As a child, I used to get pocket money in the form of a five pound note depicting George Stephenson, so-called ‘Father of the Railways’. As it happens, Stephenson was also born a ten-minute drive from the house I grew up in. The small cottage in the village of Wylam, on the banks of the Tyne, still survives as a National Trust property, and it is a building I passed by countless times during my childhood, on Sunday afternoon walks by the river with my family.
I'm completely against the death penalty. But, faced with some of the realities of what abolishing it would entail, I was forced to do some soul-searching about how willing I'd be to do more than just argue about the principle with anyone who'll listen.
His forearm is under my chin. I can feel the blood supply to my brain waning; I hear the sweat drops drumming on the mat and my opponent’s controlled breathing. The choke is tight and expertly executed. My umpteenth attempt to escape fails and, in a matter of seconds, my jaw will shatter and I will pass out. The smallest misjudgment can lead to permanent injury or death.
After all the lawyers and witnesses and experts have had their say, we send away our jury, with varying degrees of understanding of what they've been told and how much weight to put on it, to deliberate and reach a verdict. The next problem is: what goes on in the deliberation room?
So, we've seated our (somewhat skewed) jury. But can we nonetheless trust that they will be able to make an informed, impartial judgment? Even with the best will in the world, it seems highly unlikely.
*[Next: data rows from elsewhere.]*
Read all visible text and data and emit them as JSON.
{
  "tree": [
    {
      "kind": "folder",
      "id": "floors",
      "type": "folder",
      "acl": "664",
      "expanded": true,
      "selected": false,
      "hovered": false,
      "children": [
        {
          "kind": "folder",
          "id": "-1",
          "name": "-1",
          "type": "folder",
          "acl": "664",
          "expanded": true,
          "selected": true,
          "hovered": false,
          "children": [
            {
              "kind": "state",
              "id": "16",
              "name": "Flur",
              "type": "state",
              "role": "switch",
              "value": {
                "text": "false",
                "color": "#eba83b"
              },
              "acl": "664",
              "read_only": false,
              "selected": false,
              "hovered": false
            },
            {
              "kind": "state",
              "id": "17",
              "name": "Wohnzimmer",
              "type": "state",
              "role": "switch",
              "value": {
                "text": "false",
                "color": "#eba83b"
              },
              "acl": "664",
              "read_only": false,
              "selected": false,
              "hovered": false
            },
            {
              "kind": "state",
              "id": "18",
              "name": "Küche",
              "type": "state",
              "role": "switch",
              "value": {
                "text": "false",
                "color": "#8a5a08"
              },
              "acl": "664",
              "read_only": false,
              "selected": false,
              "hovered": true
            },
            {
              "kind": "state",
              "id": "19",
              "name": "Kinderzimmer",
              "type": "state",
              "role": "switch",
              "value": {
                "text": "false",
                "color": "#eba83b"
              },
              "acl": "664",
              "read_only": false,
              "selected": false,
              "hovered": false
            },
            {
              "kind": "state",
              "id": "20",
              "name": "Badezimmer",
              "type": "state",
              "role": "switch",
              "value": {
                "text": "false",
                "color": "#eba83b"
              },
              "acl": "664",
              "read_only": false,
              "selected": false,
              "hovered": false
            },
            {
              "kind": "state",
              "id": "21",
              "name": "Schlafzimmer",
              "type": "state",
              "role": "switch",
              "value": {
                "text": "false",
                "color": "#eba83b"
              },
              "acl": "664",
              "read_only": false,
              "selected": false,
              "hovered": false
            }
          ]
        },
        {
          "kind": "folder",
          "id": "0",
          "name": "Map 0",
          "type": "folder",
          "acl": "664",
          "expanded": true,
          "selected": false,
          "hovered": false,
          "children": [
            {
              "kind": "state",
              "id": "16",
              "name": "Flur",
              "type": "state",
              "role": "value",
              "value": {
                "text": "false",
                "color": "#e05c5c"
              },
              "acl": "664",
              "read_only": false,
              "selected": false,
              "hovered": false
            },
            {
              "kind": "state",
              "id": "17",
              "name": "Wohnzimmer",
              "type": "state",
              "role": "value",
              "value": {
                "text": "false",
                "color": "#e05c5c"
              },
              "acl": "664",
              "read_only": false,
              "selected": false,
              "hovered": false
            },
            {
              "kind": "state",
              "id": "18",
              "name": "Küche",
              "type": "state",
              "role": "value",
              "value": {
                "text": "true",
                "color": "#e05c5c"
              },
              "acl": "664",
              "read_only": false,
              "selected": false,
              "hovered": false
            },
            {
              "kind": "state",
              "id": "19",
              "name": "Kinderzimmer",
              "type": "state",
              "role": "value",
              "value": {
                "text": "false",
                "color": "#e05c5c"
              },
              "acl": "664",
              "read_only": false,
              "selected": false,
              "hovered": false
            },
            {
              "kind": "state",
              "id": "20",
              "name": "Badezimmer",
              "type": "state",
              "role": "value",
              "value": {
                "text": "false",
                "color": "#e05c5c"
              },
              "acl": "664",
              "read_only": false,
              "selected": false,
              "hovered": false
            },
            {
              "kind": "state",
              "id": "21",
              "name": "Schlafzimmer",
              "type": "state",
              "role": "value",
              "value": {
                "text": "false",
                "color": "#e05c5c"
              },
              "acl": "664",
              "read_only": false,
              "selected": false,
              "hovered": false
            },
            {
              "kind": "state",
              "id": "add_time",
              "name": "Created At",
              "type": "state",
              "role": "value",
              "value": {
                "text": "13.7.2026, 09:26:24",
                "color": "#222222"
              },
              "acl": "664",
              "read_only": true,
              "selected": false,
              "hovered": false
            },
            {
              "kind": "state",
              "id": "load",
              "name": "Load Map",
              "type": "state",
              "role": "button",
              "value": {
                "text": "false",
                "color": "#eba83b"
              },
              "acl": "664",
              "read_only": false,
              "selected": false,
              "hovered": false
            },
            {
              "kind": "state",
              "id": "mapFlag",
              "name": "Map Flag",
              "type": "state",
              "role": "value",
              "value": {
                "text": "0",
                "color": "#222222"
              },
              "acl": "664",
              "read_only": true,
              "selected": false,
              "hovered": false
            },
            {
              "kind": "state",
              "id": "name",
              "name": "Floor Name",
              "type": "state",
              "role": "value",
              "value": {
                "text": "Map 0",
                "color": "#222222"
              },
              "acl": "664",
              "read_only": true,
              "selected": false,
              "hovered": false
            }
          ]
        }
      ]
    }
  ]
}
As allegations against Oscar-winning Hollywood producer Harvey Weinstein continue to dominate national media, social media and dinner conversation, the hashtag #MeToo began to open up another heart-breaking dialogue.